by Mary Jo
There is something very charming about miniatures–ask any doll collector. The beautiful Cotswold village of Bourton-on-the-Water is famous for having a detailed model of the village itself–and there is even a model within the model. <G>
And in the Baltimore area, we have Christmas train gardens! The idea was new to me when I moved to Maryland, but train garden charm is irresistible. They were often in firehouses, where the firefighters used time between calls to do the painstaking work of setting up elaborate landscapes of town and country and multiple trains.

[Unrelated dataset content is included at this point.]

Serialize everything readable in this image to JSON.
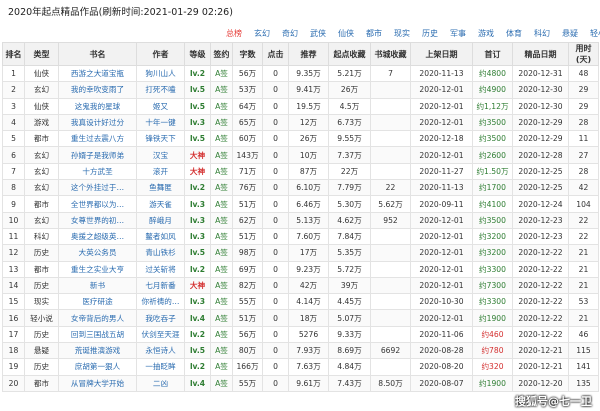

A small mall near me, the Shops at Kenilworth, turns off the fountain in the middle of the structure so that a wonderfully elaborate train garden can be built. (Image above.) Each year it changes, and local sites may be included. This year's display had a whole section devoted to waterfront activities such as the port of Baltimore, one of the largest ports on the East Coast. Note the coal barge moored by the coal depot.
Some of the businesses in the mall help sponsor the project, which is huge and time consuming. The train garden is also really good for business: in the weeks it's open, the large display is surrounded by children of all ages and older men reminisce about the family trains of their youth. Such fun for all! To the left is a baseball game, probably the Orioles.
A whole gingerbread village was added this year, and picture of one part of it is below the football game.
And everywhere there are trains–at least half a dozen different tracks with trains of different styles and configurations whizzing on their way.
Does your community have anything like this? I've heard that Pittsburgh, an industrial city somewhat similar to Baltimore, also has train gardens, but when I googled, all the hits were in Maryland. And justly so, since Baltimore is the cradle of the American railroad industry, and has a terrific railroad museum to prove it.
What fun, unique things does your community do to celebrate the holidays? The world may be drawing closer in many ways, but every community has its own characteristics and history–and sometimes, train gardens. <G>